Unversity of Toronto, ATRC, Industry Canada
Martyn Cooper
Open University, UK
Eric Hansen
Educational Testing Services
Andy Heath
UK eUniversities Worldwide, Sheffield Hallam University
Phill Jenkins
IBM
Hazel Kennedy
Open University, UK
Liddy Nevile
IMS Australia
Mark Norton

IMS Global Learning Consortium, Inc.

Madeleine Rothberg
The CBP/WGBH National Center for Accessible Media
Joseph Scheuhammer
University of Toronto, ATRC, Industry Canada
Brendon Towle
Thomson NETg
Jutta Treviranus

University of Toronto, ATRC, Industry Canada

David Weinkauf
University of Toronto, ATRC, Industry Canada

Revision History

Version No. Release Date Comments
Public Draft 1.0
04 April 2003
The Public Draft release of the Accessibility for LIP Specification.
Final v1.0
18 June 2003
Made numerous editorial changes, as well as:
a) Added implementation section.
b) Added color avoidance and repository search examples.

Index

A
assessment 1, 2, 3, 4
audio 1, 2, 3, 4, 5, 6, 7, 8

B
Braille 1, 2, 3, 4

C
Content Package 1

E
Elements
     accessForAll 1, 2, 3, 4, 5, 6, 7, 8, 9, 10, 11, 12, 13
     accommodation 1, 2, 3, 4
     content 1, 2, 3, 4
     context 1, 2, 3
     control 1, 2, 3
     display 1, 2, 3
     eligibility 1, 2, 3, 4
     futureTechnology 1, 2, 3
Extension 1, 2

I
IMS Specifications
     Accessibility for LIP 1, 2, 3, 4, 5, 6, 7
     Content Packaging 1, 2
     Learner Information Package 1, 2, 3, 4, 5, 6
     Meta-Data 1
     Question and Test Interoperability 1, 2
     Reusable Definition of Competency or Education Objective 1

K
keyboard 1, 2, 3, 4, 5, 6

L
LOM 1, 2

M
meta-data 1, 2

P
preferences 1, 2, 3, 4, 5, 6, 7, 8, 9, 10, 11, 12, 13, 14, 15, 16, 17, 18, 19

R
repository 1, 2, 3

S
SCORM 1
Sequencing 1, 2
style sheet 1

V
video 1, 2, 3, 4, 5
visual 1, 2, 3, 4, 5, 6, 7

W
W3C 1, 2

X
XML 1, 2, 3, 4, 5, 6, 7
     XSD 1

 

 

 

IMS Global Learning Consortium, Inc. ("IMS") is publishing the information contained in this IMS Learner Information Package Accessibility for LIP Best Practice and Implementation Guide ("Specification") for purposes of scientific, experimental, and scholarly collaboration only.

IMS makes no warranty or representation regarding the accuracy or completeness of the Specification.
This material is provided on an "As Is" and "As Available" basis.

The Specification is at all times subject to change and revision without notice.

It is your sole responsibility to evaluate the usefulness, accuracy, and completeness of the Specification as it relates to you.
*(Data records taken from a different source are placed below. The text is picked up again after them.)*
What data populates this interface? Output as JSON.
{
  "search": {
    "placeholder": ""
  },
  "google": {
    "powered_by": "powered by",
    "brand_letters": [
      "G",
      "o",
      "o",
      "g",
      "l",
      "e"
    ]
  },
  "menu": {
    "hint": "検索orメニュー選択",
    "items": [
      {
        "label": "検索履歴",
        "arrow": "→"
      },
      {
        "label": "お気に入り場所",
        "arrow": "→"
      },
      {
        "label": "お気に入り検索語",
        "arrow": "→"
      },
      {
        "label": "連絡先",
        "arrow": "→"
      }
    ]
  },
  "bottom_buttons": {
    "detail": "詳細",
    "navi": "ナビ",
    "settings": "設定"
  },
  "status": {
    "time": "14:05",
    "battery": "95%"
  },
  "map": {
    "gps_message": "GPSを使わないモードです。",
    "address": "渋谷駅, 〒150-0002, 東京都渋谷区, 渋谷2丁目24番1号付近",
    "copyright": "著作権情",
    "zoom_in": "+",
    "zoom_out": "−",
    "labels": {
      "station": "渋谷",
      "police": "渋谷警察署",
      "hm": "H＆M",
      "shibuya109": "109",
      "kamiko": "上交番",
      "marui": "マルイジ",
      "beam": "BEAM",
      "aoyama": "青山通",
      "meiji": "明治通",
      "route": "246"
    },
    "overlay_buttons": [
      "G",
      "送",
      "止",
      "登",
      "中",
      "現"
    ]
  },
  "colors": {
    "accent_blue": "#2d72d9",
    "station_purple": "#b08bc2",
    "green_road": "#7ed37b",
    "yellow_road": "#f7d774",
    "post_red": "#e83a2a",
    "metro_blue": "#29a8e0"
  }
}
IMS would appreciate receiving your comments and suggestions.

Please contact IMS through our website at http://www.imsglobal.org

Please refer to Document Name:
IMS Learner Information Package Accessibility for LIP Best Practice and Implementation Guide Revision: 18 June 2003